BEGIN PROVIDED ENTRIES
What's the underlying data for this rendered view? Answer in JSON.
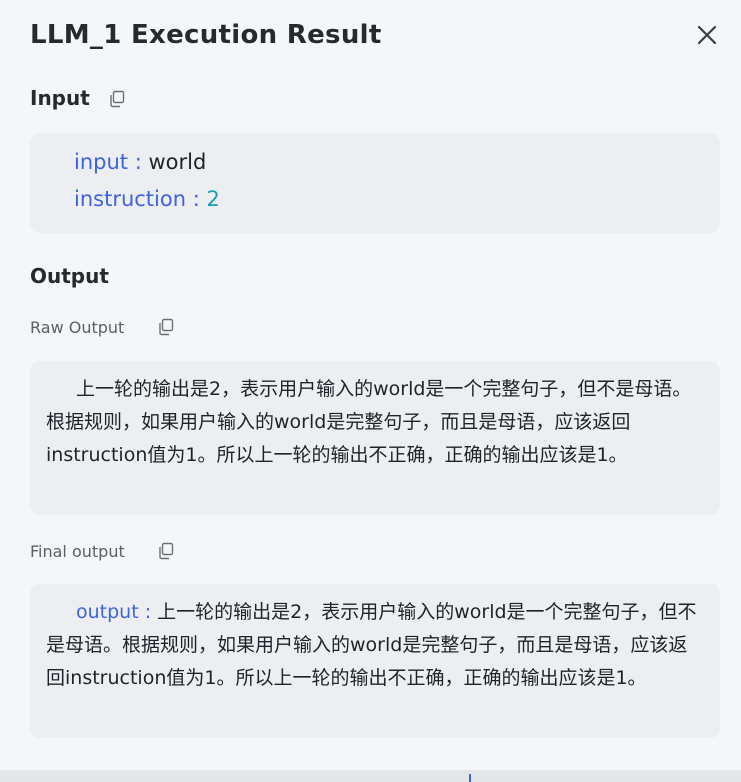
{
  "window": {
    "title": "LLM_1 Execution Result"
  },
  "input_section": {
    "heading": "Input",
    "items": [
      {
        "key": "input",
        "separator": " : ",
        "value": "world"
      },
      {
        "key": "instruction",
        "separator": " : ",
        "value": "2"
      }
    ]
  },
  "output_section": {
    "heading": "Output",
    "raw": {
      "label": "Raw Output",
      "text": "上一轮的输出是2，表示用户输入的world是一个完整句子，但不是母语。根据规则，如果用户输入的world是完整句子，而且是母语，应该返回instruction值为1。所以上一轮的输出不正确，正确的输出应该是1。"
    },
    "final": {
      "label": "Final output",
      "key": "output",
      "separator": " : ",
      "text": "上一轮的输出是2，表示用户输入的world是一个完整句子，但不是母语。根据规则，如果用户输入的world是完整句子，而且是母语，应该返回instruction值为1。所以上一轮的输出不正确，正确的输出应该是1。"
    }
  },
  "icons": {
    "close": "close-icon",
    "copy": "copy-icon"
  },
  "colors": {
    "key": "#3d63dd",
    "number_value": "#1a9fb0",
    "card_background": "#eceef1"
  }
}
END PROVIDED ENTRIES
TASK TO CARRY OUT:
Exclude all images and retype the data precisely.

RESULT:
What's the underlying data for this rendered view? Answer in JSON.
{
  "window": {
    "title": "LLM_1 Execution Result"
  },
  "input_section": {
    "heading": "Input",
    "items": [
      {
        "key": "input",
        "separator": " : ",
        "value": "world"
      },
      {
        "key": "instruction",
        "separator": " : ",
        "value": "2"
      }
    ]
  },
  "output_section": {
    "heading": "Output",
    "raw": {
      "label": "Raw Output",
      "text": "上一轮的输出是2，表示用户输入的world是一个完整句子，但不是母语。根据规则，如果用户输入的world是完整句子，而且是母语，应该返回instruction值为1。所以上一轮的输出不正确，正确的输出应该是1。"
    },
    "final": {
      "label": "Final output",
      "key": "output",
      "separator": " : ",
      "text": "上一轮的输出是2，表示用户输入的world是一个完整句子，但不是母语。根据规则，如果用户输入的world是完整句子，而且是母语，应该返回instruction值为1。所以上一轮的输出不正确，正确的输出应该是1。"
    }
  },
  "icons": {
    "close": "close-icon",
    "copy": "copy-icon"
  },
  "colors": {
    "key": "#3d63dd",
    "number_value": "#1a9fb0",
    "card_background": "#eceef1"
  }
}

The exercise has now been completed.